What to do
Copy, from the data below, each line that has the word "this".

....................

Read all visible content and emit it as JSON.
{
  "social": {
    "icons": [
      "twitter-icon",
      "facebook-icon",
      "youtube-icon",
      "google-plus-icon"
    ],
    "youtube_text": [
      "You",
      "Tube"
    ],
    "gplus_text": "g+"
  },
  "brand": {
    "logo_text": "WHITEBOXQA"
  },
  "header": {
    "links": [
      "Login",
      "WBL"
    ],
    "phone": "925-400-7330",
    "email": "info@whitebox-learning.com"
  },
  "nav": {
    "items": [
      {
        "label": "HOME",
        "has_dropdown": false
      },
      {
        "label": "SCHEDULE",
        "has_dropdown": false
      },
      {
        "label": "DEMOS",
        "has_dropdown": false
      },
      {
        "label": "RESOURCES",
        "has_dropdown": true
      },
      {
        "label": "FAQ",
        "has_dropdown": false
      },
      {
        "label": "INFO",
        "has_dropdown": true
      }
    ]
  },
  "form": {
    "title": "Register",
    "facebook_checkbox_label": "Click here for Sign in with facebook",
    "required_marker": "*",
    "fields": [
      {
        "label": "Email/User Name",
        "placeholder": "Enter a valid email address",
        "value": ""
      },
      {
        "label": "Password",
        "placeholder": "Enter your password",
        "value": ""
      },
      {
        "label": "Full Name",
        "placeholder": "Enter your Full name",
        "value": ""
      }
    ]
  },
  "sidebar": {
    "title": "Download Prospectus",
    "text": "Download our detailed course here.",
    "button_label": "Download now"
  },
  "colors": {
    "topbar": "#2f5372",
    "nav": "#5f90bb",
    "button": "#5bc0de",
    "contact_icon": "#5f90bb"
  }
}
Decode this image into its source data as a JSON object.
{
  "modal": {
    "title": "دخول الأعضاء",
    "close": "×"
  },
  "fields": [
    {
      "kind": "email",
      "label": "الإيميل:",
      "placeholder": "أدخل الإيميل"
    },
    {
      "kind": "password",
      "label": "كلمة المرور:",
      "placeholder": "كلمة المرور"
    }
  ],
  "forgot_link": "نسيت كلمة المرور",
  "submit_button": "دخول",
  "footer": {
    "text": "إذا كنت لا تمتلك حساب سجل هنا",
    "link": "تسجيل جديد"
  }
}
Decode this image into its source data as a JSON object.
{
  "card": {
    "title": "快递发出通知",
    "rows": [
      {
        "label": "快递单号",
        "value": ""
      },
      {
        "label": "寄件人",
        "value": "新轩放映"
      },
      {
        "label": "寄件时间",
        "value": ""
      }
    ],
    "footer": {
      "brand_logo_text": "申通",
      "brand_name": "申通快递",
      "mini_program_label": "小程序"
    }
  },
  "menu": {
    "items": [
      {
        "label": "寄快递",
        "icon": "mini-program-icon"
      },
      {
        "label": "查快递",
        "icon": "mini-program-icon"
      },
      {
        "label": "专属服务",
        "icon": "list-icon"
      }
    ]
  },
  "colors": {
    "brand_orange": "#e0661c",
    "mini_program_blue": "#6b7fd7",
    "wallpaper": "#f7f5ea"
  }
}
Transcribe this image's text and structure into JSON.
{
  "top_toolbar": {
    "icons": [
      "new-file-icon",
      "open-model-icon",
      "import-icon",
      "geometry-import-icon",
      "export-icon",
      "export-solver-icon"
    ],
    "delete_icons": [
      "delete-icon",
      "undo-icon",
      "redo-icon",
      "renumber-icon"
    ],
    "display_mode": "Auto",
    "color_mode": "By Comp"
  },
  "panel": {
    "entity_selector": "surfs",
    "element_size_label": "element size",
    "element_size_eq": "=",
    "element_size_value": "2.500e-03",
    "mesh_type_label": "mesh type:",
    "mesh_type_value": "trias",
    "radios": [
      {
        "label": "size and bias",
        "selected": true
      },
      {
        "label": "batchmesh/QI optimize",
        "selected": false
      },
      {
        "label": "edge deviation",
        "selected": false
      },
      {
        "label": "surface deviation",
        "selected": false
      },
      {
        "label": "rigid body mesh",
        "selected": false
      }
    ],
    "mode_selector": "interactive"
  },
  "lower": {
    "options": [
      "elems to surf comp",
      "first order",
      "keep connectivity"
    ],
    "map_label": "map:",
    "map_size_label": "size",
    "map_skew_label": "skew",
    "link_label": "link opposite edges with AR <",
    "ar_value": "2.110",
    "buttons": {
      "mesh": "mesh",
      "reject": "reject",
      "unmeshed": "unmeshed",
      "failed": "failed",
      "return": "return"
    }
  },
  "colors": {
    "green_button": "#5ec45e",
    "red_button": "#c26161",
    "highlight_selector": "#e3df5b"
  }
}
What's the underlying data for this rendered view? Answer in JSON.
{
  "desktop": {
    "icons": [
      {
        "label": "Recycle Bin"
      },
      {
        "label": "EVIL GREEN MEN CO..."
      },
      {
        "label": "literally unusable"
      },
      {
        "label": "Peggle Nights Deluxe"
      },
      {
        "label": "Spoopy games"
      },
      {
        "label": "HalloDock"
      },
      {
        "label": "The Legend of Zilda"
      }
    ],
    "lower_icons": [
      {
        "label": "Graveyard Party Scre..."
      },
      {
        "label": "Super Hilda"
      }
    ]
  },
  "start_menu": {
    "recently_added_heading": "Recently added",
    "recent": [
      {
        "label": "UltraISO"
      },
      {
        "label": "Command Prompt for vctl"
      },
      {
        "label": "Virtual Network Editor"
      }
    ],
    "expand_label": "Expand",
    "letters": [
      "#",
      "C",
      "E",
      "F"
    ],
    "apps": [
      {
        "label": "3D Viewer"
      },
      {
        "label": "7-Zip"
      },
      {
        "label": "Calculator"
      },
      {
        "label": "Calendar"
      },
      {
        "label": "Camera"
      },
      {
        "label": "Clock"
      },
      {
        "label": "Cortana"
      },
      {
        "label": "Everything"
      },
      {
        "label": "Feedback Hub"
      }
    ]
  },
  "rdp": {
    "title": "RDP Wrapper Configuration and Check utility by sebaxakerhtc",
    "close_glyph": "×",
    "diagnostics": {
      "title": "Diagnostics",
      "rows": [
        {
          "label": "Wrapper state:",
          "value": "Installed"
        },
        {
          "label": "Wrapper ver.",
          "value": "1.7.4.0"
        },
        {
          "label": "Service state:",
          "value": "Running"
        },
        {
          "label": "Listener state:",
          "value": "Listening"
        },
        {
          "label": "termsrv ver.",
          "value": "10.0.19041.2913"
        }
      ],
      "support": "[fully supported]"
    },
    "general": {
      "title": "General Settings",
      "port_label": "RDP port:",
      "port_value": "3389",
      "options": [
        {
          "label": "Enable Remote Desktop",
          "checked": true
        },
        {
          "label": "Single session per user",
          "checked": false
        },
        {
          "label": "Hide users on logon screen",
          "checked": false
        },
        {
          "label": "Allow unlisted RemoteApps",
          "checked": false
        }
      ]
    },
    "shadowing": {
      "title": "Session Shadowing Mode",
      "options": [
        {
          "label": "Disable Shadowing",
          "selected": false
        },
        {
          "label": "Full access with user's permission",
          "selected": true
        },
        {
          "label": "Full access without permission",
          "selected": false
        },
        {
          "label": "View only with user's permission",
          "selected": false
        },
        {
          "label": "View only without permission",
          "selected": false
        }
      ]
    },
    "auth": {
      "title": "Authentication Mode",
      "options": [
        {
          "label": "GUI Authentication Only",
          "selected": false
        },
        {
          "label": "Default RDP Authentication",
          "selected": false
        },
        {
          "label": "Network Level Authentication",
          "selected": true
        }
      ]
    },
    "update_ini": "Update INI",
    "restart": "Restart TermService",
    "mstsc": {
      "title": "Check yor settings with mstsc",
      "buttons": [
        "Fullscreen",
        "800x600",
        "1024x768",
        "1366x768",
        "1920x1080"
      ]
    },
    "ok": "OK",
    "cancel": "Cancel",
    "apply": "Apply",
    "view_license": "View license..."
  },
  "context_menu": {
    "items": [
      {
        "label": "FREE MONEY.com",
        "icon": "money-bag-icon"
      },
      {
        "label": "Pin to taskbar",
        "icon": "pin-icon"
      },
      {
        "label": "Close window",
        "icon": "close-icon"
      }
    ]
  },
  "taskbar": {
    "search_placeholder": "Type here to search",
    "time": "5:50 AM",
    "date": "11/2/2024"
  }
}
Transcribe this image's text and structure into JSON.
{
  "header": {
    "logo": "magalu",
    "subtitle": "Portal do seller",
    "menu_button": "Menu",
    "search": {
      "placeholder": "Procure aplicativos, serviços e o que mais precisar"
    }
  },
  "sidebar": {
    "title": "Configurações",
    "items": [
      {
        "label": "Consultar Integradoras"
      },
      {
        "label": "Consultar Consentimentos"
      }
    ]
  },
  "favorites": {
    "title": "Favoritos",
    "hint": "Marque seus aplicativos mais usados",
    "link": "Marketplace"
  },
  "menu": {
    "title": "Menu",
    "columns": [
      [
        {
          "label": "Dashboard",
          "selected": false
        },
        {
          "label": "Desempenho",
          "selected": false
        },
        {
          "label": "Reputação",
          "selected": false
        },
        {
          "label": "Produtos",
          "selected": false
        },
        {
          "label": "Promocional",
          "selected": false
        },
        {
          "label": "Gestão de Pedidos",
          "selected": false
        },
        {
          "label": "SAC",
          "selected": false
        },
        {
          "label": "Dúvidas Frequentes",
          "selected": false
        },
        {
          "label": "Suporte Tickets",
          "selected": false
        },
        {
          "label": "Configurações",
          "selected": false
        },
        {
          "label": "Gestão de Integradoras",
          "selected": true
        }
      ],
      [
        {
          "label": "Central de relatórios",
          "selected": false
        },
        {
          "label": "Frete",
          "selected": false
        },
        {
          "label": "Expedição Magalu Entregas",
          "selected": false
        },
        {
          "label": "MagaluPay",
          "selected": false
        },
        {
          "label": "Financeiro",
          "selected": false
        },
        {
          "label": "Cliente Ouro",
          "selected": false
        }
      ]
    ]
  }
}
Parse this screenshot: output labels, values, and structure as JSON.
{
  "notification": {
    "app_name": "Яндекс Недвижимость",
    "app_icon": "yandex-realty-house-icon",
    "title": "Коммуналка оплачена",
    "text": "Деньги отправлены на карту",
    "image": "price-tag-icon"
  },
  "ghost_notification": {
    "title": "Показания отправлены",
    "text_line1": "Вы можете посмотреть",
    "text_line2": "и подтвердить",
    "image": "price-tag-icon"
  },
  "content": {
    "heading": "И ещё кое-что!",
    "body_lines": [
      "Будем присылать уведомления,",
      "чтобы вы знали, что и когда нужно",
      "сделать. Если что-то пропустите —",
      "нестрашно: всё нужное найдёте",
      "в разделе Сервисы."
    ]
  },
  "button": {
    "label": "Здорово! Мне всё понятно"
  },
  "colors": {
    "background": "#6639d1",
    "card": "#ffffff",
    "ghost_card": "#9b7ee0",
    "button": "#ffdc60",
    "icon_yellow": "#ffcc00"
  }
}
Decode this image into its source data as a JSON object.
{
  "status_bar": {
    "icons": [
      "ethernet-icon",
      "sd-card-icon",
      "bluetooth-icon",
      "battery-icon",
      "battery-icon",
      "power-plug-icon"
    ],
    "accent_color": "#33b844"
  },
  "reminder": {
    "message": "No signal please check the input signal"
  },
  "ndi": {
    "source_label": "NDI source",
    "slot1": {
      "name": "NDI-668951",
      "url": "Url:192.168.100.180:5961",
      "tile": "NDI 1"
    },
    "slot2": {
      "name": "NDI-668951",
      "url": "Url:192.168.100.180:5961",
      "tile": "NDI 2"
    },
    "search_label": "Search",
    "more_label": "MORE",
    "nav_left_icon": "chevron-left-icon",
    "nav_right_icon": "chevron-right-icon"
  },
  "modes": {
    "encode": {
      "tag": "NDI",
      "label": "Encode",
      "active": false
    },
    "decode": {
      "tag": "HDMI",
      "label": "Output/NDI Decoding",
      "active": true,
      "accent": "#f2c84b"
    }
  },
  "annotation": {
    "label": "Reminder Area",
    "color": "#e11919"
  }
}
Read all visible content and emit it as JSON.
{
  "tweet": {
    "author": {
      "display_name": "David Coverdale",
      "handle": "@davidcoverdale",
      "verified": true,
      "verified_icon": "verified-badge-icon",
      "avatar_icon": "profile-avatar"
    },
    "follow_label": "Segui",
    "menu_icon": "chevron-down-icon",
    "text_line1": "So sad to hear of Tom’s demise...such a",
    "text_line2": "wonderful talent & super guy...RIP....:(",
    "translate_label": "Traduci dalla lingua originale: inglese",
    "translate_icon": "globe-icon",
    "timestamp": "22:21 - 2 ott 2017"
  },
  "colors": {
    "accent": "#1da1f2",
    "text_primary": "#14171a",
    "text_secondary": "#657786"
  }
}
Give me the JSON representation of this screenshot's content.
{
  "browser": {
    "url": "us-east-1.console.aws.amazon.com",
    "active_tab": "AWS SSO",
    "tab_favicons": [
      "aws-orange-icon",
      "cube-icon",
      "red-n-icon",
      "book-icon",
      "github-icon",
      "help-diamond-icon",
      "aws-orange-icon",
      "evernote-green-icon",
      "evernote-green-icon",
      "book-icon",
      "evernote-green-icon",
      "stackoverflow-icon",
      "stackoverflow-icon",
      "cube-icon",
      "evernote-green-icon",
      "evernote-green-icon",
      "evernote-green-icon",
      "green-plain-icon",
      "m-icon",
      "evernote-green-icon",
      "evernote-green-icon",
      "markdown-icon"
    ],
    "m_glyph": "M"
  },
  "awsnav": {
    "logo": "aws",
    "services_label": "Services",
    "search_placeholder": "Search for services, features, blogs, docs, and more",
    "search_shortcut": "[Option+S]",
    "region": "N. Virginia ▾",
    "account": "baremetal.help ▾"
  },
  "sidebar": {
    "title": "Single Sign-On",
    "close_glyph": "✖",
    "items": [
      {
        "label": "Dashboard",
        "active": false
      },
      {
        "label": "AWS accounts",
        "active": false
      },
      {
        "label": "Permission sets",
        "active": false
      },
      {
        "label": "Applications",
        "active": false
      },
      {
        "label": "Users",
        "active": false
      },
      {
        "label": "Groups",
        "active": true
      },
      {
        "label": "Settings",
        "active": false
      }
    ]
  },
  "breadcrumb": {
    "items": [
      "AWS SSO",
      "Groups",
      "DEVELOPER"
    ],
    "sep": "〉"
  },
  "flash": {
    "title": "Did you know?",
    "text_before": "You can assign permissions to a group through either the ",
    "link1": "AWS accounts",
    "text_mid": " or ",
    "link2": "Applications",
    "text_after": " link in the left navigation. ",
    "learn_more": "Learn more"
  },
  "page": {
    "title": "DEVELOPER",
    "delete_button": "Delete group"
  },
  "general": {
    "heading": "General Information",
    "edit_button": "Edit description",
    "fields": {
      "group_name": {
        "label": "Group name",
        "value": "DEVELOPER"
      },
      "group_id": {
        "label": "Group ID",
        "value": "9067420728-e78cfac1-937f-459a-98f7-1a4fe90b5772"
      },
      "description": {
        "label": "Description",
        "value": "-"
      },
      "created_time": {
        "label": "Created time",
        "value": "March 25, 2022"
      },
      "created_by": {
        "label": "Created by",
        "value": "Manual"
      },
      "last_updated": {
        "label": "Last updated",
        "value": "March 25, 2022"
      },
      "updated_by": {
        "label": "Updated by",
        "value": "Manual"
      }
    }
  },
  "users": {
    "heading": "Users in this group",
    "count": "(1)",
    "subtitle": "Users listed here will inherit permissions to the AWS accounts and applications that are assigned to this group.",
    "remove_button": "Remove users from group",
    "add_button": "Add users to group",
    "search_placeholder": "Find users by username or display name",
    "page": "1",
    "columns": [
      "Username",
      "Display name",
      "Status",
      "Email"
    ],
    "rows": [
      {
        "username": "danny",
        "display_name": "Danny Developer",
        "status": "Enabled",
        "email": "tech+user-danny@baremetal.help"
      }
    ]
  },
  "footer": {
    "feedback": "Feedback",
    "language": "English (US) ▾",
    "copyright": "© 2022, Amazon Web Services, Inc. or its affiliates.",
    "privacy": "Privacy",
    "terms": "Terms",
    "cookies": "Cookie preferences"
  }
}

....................

Answer space
Decode this image into its source data as a JSON object.
Decode this image into its source data as a JSON object.
Transcribe this image's text and structure into JSON.
What's the underlying data for this rendered view? Answer in JSON.
Transcribe this image's text and structure into JSON.
Parse this screenshot: output labels, values, and structure as JSON.
Decode this image into its source data as a JSON object.
Give me the JSON representation of this screenshot's content.
    "heading": "Users in this group",
    "subtitle": "Users listed here will inherit permissions to the AWS accounts and applications that are assigned to this group.",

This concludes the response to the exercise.